We live in a new era of brand engagement. The Internet has opened up a floodgate of channels in which to target consumers. A growing trend among these marketing channels is location-based services (LBS) like Google Places, Facebook Places, and Foursquare. These services use GPS location via smartphones, allowing customers to “check-in” at local businesses. Sometimes users can even check-in to receive discounts, which is also another growing trend for marketers.
Sites like Groupon, LivingSocial, and ScoutMob all offer coupons and discounts for local businesses. In theory, the idea is that obscure, local businesses with limited advertising budgets can generate business by offering discounts through these sites. And, after these customers visit retailers, they will return again in the future.

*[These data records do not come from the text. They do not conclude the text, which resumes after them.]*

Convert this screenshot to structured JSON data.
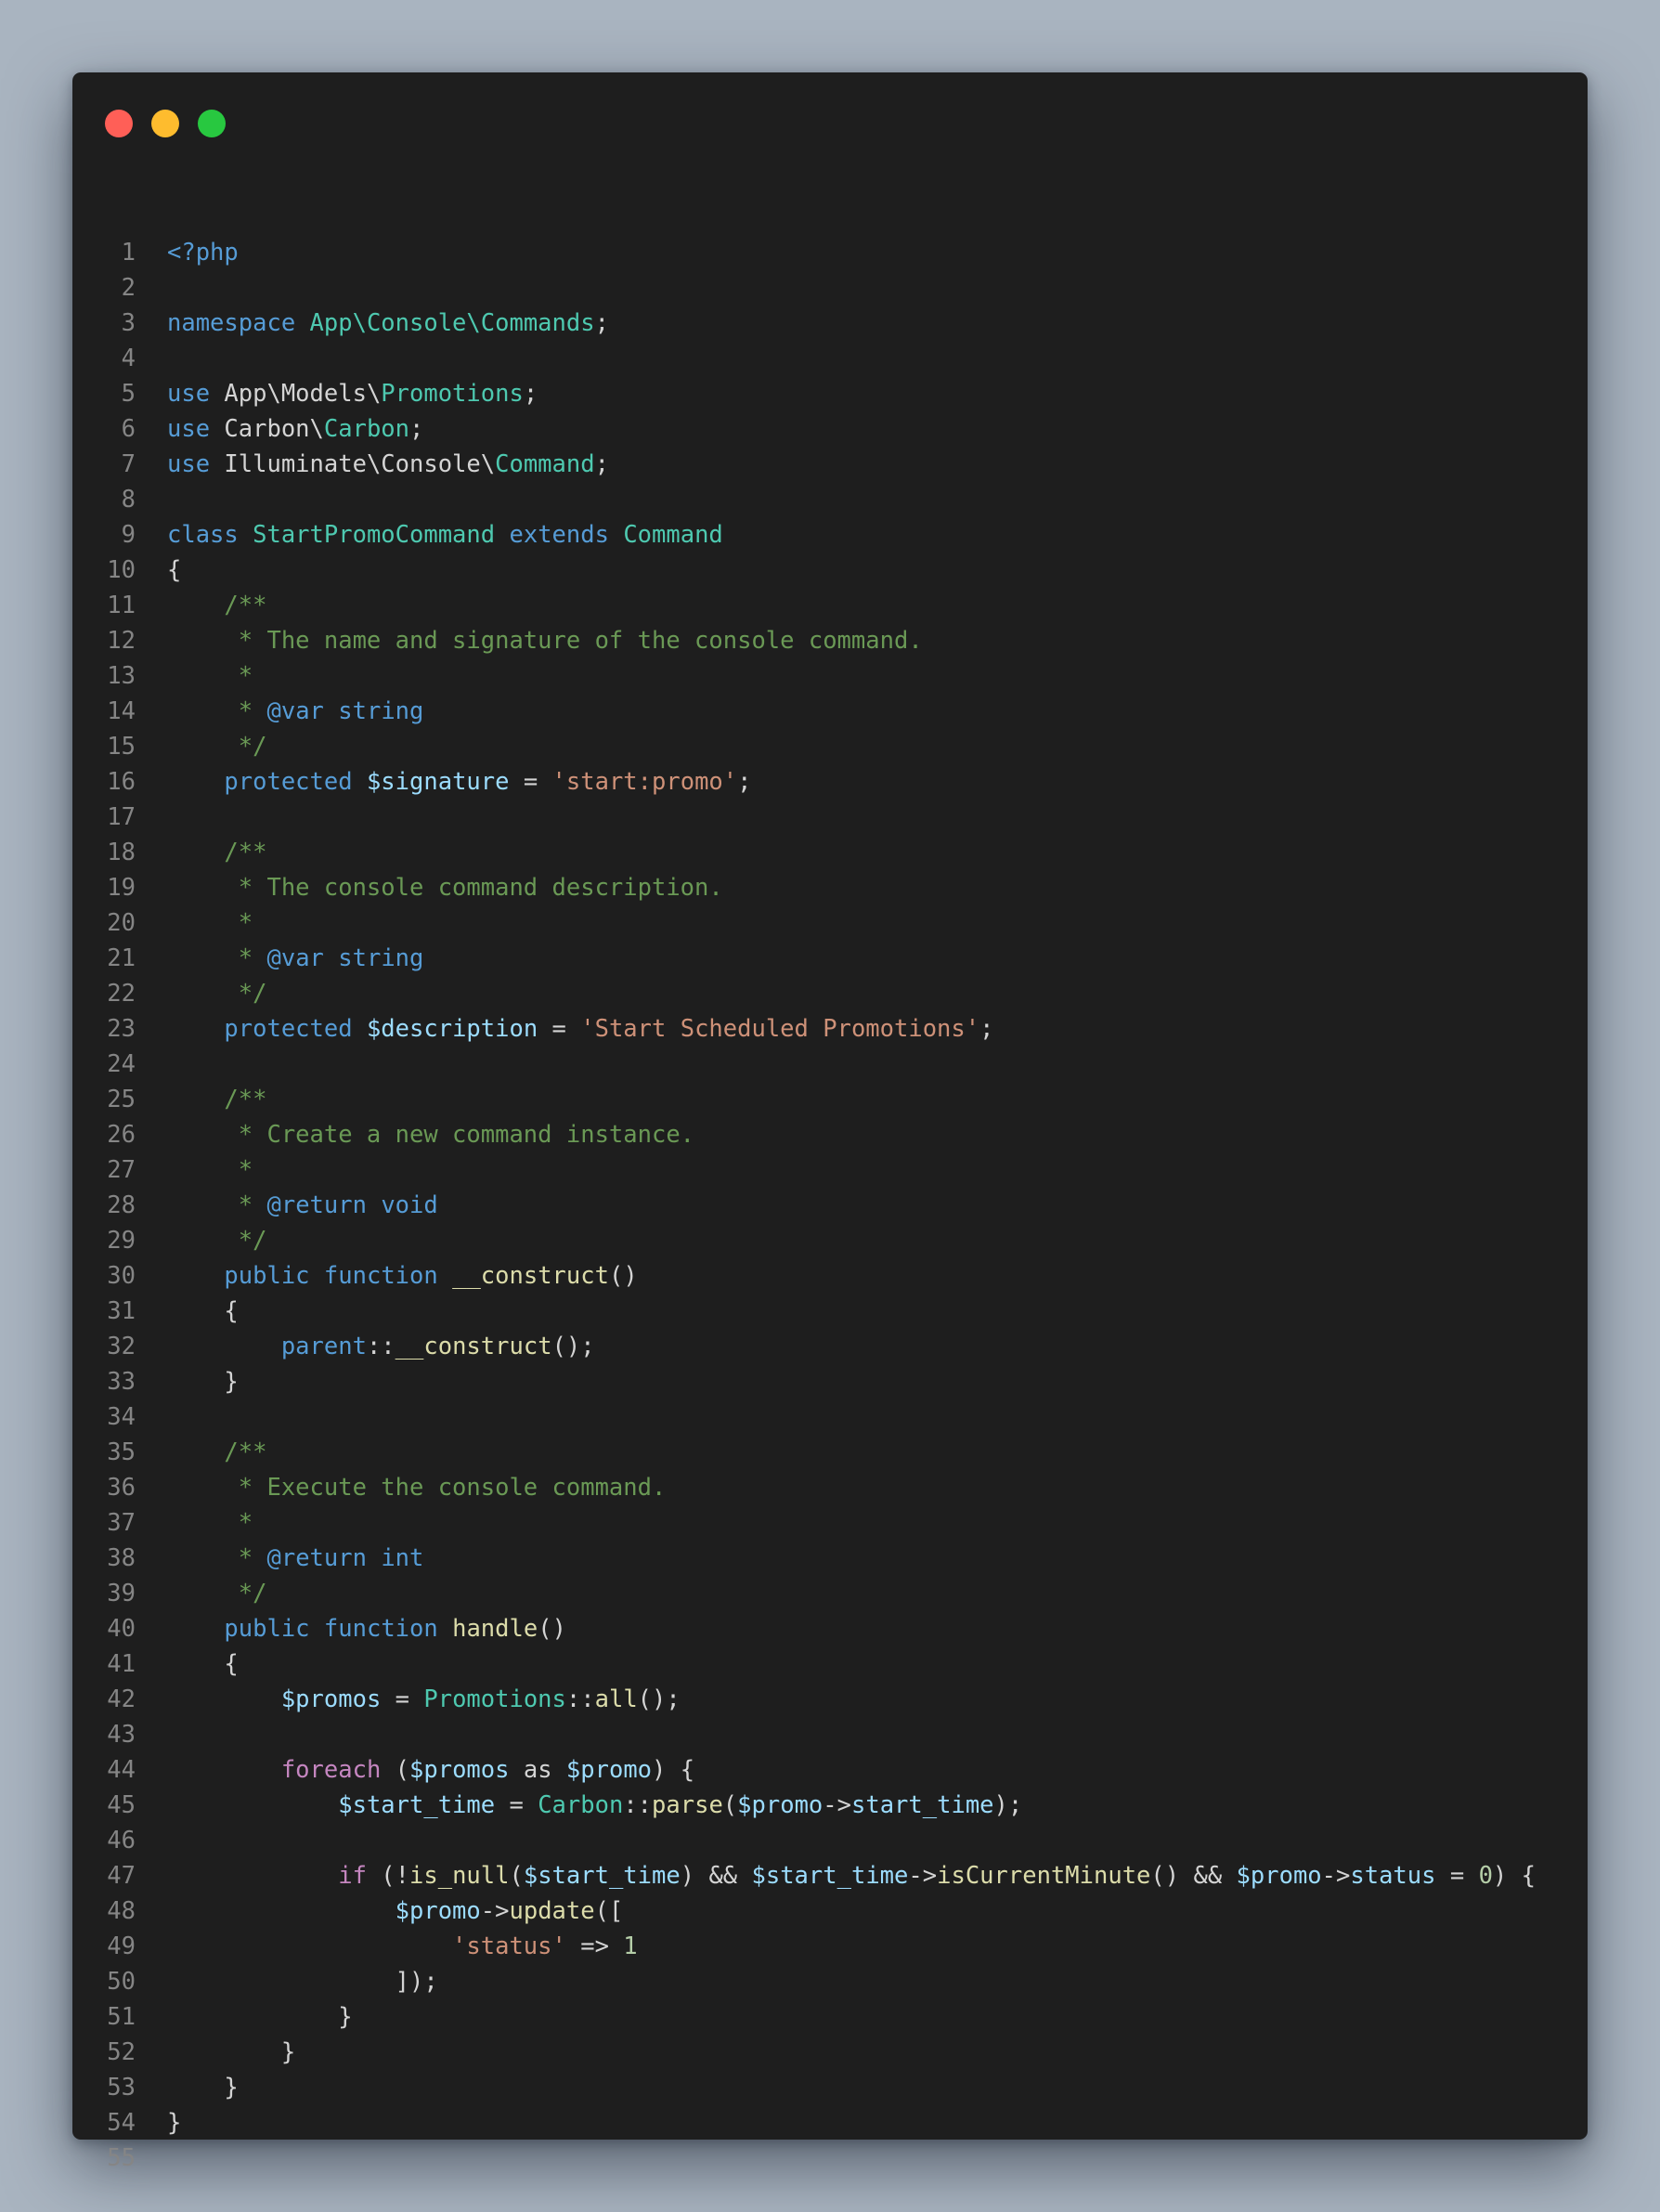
{
  "window": {
    "controls": [
      "close",
      "minimize",
      "maximize"
    ]
  },
  "code": {
    "language": "php",
    "lines": [
      [
        [
          "tag",
          "<?php"
        ]
      ],
      [],
      [
        [
          "kw",
          "namespace"
        ],
        [
          "plain",
          " "
        ],
        [
          "cls",
          "App\\Console\\Commands"
        ],
        [
          "plain",
          ";"
        ]
      ],
      [],
      [
        [
          "kw",
          "use"
        ],
        [
          "plain",
          " App\\Models\\"
        ],
        [
          "cls",
          "Promotions"
        ],
        [
          "plain",
          ";"
        ]
      ],
      [
        [
          "kw",
          "use"
        ],
        [
          "plain",
          " Carbon\\"
        ],
        [
          "cls",
          "Carbon"
        ],
        [
          "plain",
          ";"
        ]
      ],
      [
        [
          "kw",
          "use"
        ],
        [
          "plain",
          " Illuminate\\Console\\"
        ],
        [
          "cls",
          "Command"
        ],
        [
          "plain",
          ";"
        ]
      ],
      [],
      [
        [
          "kw",
          "class"
        ],
        [
          "plain",
          " "
        ],
        [
          "cls",
          "StartPromoCommand"
        ],
        [
          "plain",
          " "
        ],
        [
          "kw",
          "extends"
        ],
        [
          "plain",
          " "
        ],
        [
          "cls",
          "Command"
        ]
      ],
      [
        [
          "plain",
          "{"
        ]
      ],
      [
        [
          "plain",
          "    "
        ],
        [
          "cmt",
          "/**"
        ]
      ],
      [
        [
          "plain",
          "     "
        ],
        [
          "cmt",
          "* The name and signature of the console command."
        ]
      ],
      [
        [
          "plain",
          "     "
        ],
        [
          "cmt",
          "*"
        ]
      ],
      [
        [
          "plain",
          "     "
        ],
        [
          "cmt",
          "* "
        ],
        [
          "kw",
          "@var"
        ],
        [
          "plain",
          " "
        ],
        [
          "kw",
          "string"
        ]
      ],
      [
        [
          "plain",
          "     "
        ],
        [
          "cmt",
          "*/"
        ]
      ],
      [
        [
          "plain",
          "    "
        ],
        [
          "kw",
          "protected"
        ],
        [
          "plain",
          " "
        ],
        [
          "var",
          "$signature"
        ],
        [
          "plain",
          " = "
        ],
        [
          "str",
          "'start:promo'"
        ],
        [
          "plain",
          ";"
        ]
      ],
      [],
      [
        [
          "plain",
          "    "
        ],
        [
          "cmt",
          "/**"
        ]
      ],
      [
        [
          "plain",
          "     "
        ],
        [
          "cmt",
          "* The console command description."
        ]
      ],
      [
        [
          "plain",
          "     "
        ],
        [
          "cmt",
          "*"
        ]
      ],
      [
        [
          "plain",
          "     "
        ],
        [
          "cmt",
          "* "
        ],
        [
          "kw",
          "@var"
        ],
        [
          "plain",
          " "
        ],
        [
          "kw",
          "string"
        ]
      ],
      [
        [
          "plain",
          "     "
        ],
        [
          "cmt",
          "*/"
        ]
      ],
      [
        [
          "plain",
          "    "
        ],
        [
          "kw",
          "protected"
        ],
        [
          "plain",
          " "
        ],
        [
          "var",
          "$description"
        ],
        [
          "plain",
          " = "
        ],
        [
          "str",
          "'Start Scheduled Promotions'"
        ],
        [
          "plain",
          ";"
        ]
      ],
      [],
      [
        [
          "plain",
          "    "
        ],
        [
          "cmt",
          "/**"
        ]
      ],
      [
        [
          "plain",
          "     "
        ],
        [
          "cmt",
          "* Create a new command instance."
        ]
      ],
      [
        [
          "plain",
          "     "
        ],
        [
          "cmt",
          "*"
        ]
      ],
      [
        [
          "plain",
          "     "
        ],
        [
          "cmt",
          "* "
        ],
        [
          "kw",
          "@return"
        ],
        [
          "plain",
          " "
        ],
        [
          "kw",
          "void"
        ]
      ],
      [
        [
          "plain",
          "     "
        ],
        [
          "cmt",
          "*/"
        ]
      ],
      [
        [
          "plain",
          "    "
        ],
        [
          "kw",
          "public"
        ],
        [
          "plain",
          " "
        ],
        [
          "kw",
          "function"
        ],
        [
          "plain",
          " "
        ],
        [
          "fn",
          "__construct"
        ],
        [
          "plain",
          "()"
        ]
      ],
      [
        [
          "plain",
          "    {"
        ]
      ],
      [
        [
          "plain",
          "        "
        ],
        [
          "kw",
          "parent"
        ],
        [
          "plain",
          "::"
        ],
        [
          "fn",
          "__construct"
        ],
        [
          "plain",
          "();"
        ]
      ],
      [
        [
          "plain",
          "    }"
        ]
      ],
      [],
      [
        [
          "plain",
          "    "
        ],
        [
          "cmt",
          "/**"
        ]
      ],
      [
        [
          "plain",
          "     "
        ],
        [
          "cmt",
          "* Execute the console command."
        ]
      ],
      [
        [
          "plain",
          "     "
        ],
        [
          "cmt",
          "*"
        ]
      ],
      [
        [
          "plain",
          "     "
        ],
        [
          "cmt",
          "* "
        ],
        [
          "kw",
          "@return"
        ],
        [
          "plain",
          " "
        ],
        [
          "kw",
          "int"
        ]
      ],
      [
        [
          "plain",
          "     "
        ],
        [
          "cmt",
          "*/"
        ]
      ],
      [
        [
          "plain",
          "    "
        ],
        [
          "kw",
          "public"
        ],
        [
          "plain",
          " "
        ],
        [
          "kw",
          "function"
        ],
        [
          "plain",
          " "
        ],
        [
          "fn",
          "handle"
        ],
        [
          "plain",
          "()"
        ]
      ],
      [
        [
          "plain",
          "    {"
        ]
      ],
      [
        [
          "plain",
          "        "
        ],
        [
          "var",
          "$promos"
        ],
        [
          "plain",
          " = "
        ],
        [
          "cls",
          "Promotions"
        ],
        [
          "plain",
          "::"
        ],
        [
          "fn",
          "all"
        ],
        [
          "plain",
          "();"
        ]
      ],
      [],
      [
        [
          "plain",
          "        "
        ],
        [
          "ctl",
          "foreach"
        ],
        [
          "plain",
          " ("
        ],
        [
          "var",
          "$promos"
        ],
        [
          "plain",
          " as "
        ],
        [
          "var",
          "$promo"
        ],
        [
          "plain",
          ") {"
        ]
      ],
      [
        [
          "plain",
          "            "
        ],
        [
          "var",
          "$start_time"
        ],
        [
          "plain",
          " = "
        ],
        [
          "cls",
          "Carbon"
        ],
        [
          "plain",
          "::"
        ],
        [
          "fn",
          "parse"
        ],
        [
          "plain",
          "("
        ],
        [
          "var",
          "$promo"
        ],
        [
          "plain",
          "->"
        ],
        [
          "var",
          "start_time"
        ],
        [
          "plain",
          ");"
        ]
      ],
      [],
      [
        [
          "plain",
          "            "
        ],
        [
          "ctl",
          "if"
        ],
        [
          "plain",
          " (!"
        ],
        [
          "fn",
          "is_null"
        ],
        [
          "plain",
          "("
        ],
        [
          "var",
          "$start_time"
        ],
        [
          "plain",
          ") && "
        ],
        [
          "var",
          "$start_time"
        ],
        [
          "plain",
          "->"
        ],
        [
          "fn",
          "isCurrentMinute"
        ],
        [
          "plain",
          "() && "
        ],
        [
          "var",
          "$promo"
        ],
        [
          "plain",
          "->"
        ],
        [
          "var",
          "status"
        ],
        [
          "plain",
          " = "
        ],
        [
          "num",
          "0"
        ],
        [
          "plain",
          ") {"
        ]
      ],
      [
        [
          "plain",
          "                "
        ],
        [
          "var",
          "$promo"
        ],
        [
          "plain",
          "->"
        ],
        [
          "fn",
          "update"
        ],
        [
          "plain",
          "(["
        ]
      ],
      [
        [
          "plain",
          "                    "
        ],
        [
          "str",
          "'status'"
        ],
        [
          "plain",
          " => "
        ],
        [
          "num",
          "1"
        ]
      ],
      [
        [
          "plain",
          "                ]);"
        ]
      ],
      [
        [
          "plain",
          "            }"
        ]
      ],
      [
        [
          "plain",
          "        }"
        ]
      ],
      [
        [
          "plain",
          "    }"
        ]
      ],
      [
        [
          "plain",
          "}"
        ]
      ],
      []
    ]
  }
}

Branding maven Al Ries disagrees with the strategy, saying discounting hurts brand value.
“You see the same phenomenon happening across the retail spectrum,” Ries wrote in his February column at AdAge.com. “Macy's, Kohl's and most department stores seem to have ditched the idea of positioning their brands, instead relying on discounts, sales and coupons to keep consumers coming back into their stores.” Ries says this is especially dangerous when social media makes it easier for coupons to fall into the hands of regulars, rather than first-time customers.
Ries’ point is especially apposite when it comes to discount programs for regular customers offered through LBS when they check-in. The question then becomes: Are consumers coming to a business because of brand loyalty, or because of discounts? And, will they stop coming if the discounts go away?

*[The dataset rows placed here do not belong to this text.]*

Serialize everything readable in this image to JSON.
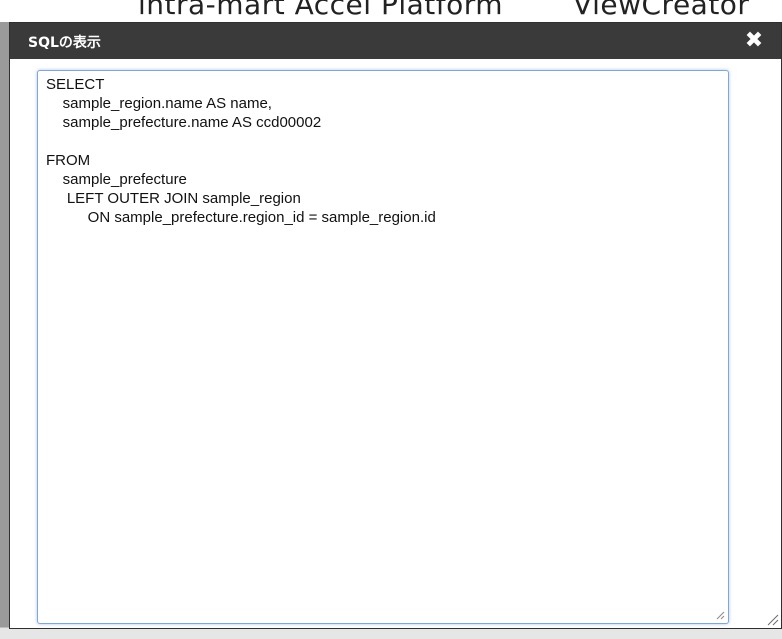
{
  "page": {
    "heading_part1": "intra-mart Accel Platform",
    "heading_part2": "ViewCreator"
  },
  "dialog": {
    "title": "SQLの表示",
    "close_glyph": "✖",
    "close_icon": "close-icon",
    "sql_lines": [
      "SELECT",
      "    sample_region.name AS name,",
      "    sample_prefecture.name AS ccd00002",
      "",
      "FROM",
      "    sample_prefecture",
      "     LEFT OUTER JOIN sample_region",
      "          ON sample_prefecture.region_id = sample_region.id"
    ]
  },
  "colors": {
    "titlebar": "#3a3a3a",
    "textarea_border": "#7fa7d8"
  }
}
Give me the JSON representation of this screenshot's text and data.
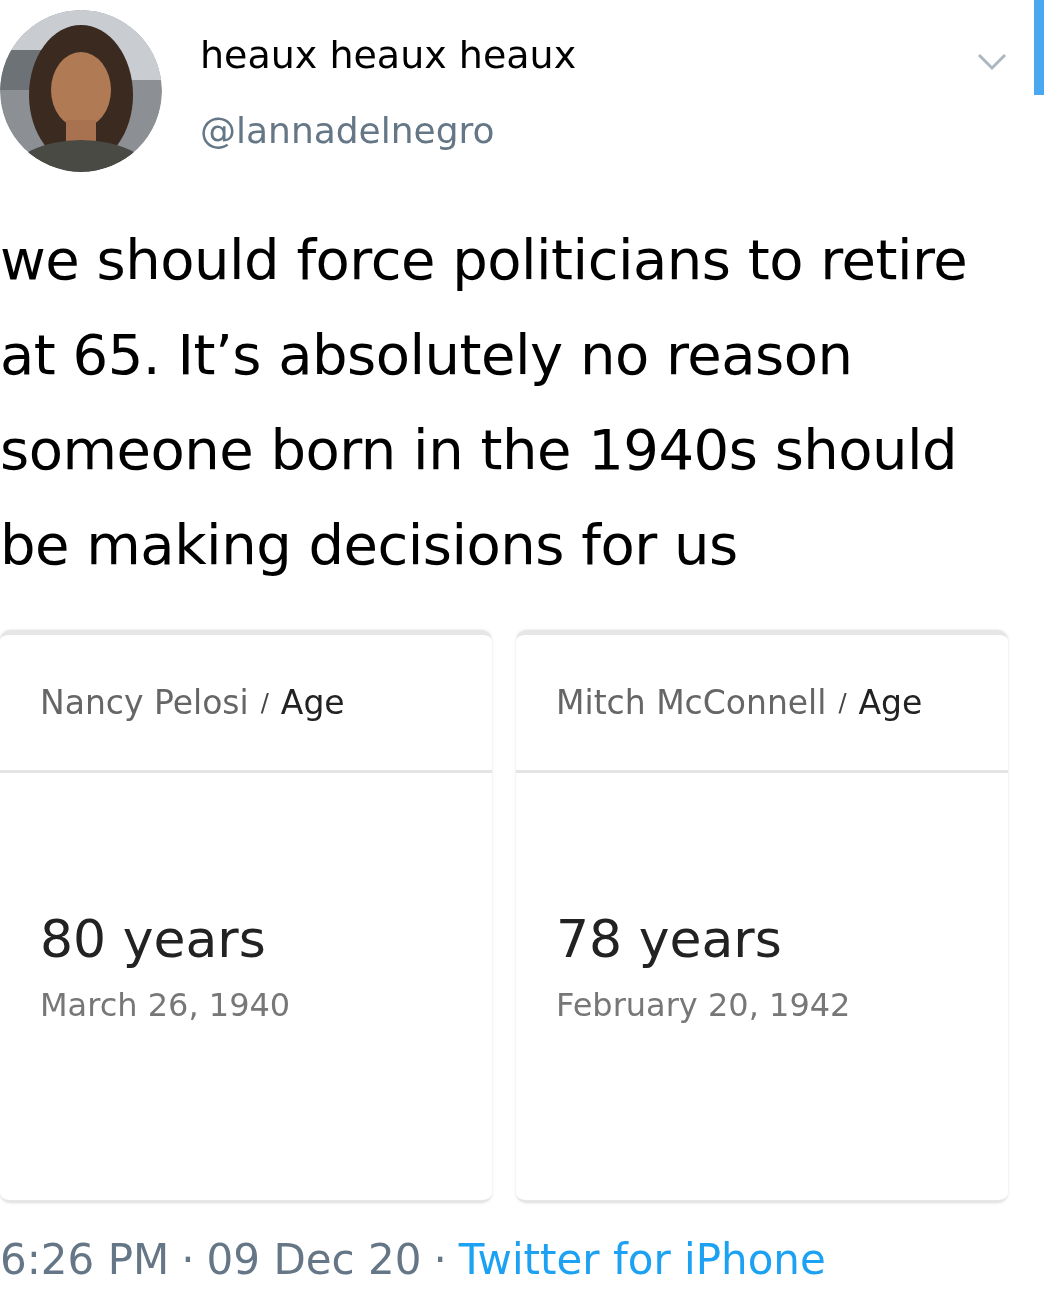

There is definite value into sites like Groupon generating new business for local retailers. And, the coupon rotation on the site makes it next to impossible for consumers to align their purchasing decisions based on a prediction of upcoming deals. However, discount programs in general—especially those offered through LBS or other marketing channels—do raise a good debate about when discounts begin to undermine the overall brand value.

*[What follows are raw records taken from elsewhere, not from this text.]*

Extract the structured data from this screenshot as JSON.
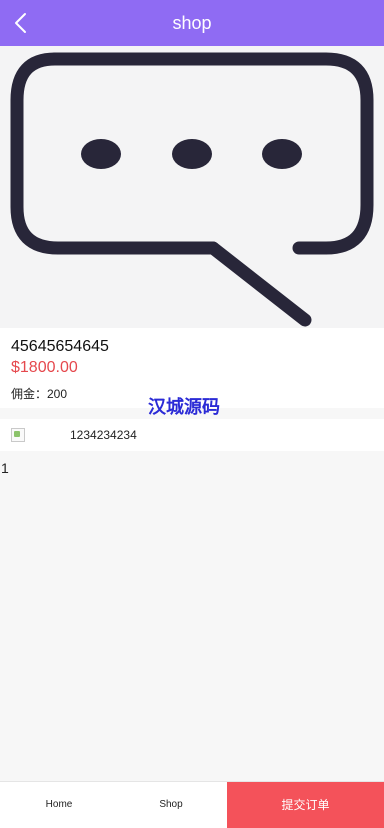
{
  "header": {
    "title": "shop",
    "back_icon": "chevron-left-icon",
    "color": "#8f6bf3"
  },
  "hero": {
    "icon": "chat-bubble-ellipsis-icon",
    "icon_color": "#282639"
  },
  "product": {
    "id": "45645654645",
    "price": "$1800.00",
    "commission": "佣金：200",
    "price_color": "#e5484d"
  },
  "watermark": {
    "text": "汉城源码",
    "color": "#2b2bd6"
  },
  "shop": {
    "name": "1234234234",
    "logo_icon": "broken-image-icon"
  },
  "detail": {
    "text": "1"
  },
  "bottom_bar": {
    "home_label": "Home",
    "shop_label": "Shop",
    "submit_label": "提交订单",
    "submit_color": "#f4525a"
  }
}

Instead of drawing any conclusions on this topic, I would like to open it up for discussion in the comment section at BeneathTheBrand.com to get the opinions of people across the industry. Do discount programs ultimately undermine the value of a brand, as Ries suggests? Or, does discounting generate enough new business where the overall net is a positive for retailers?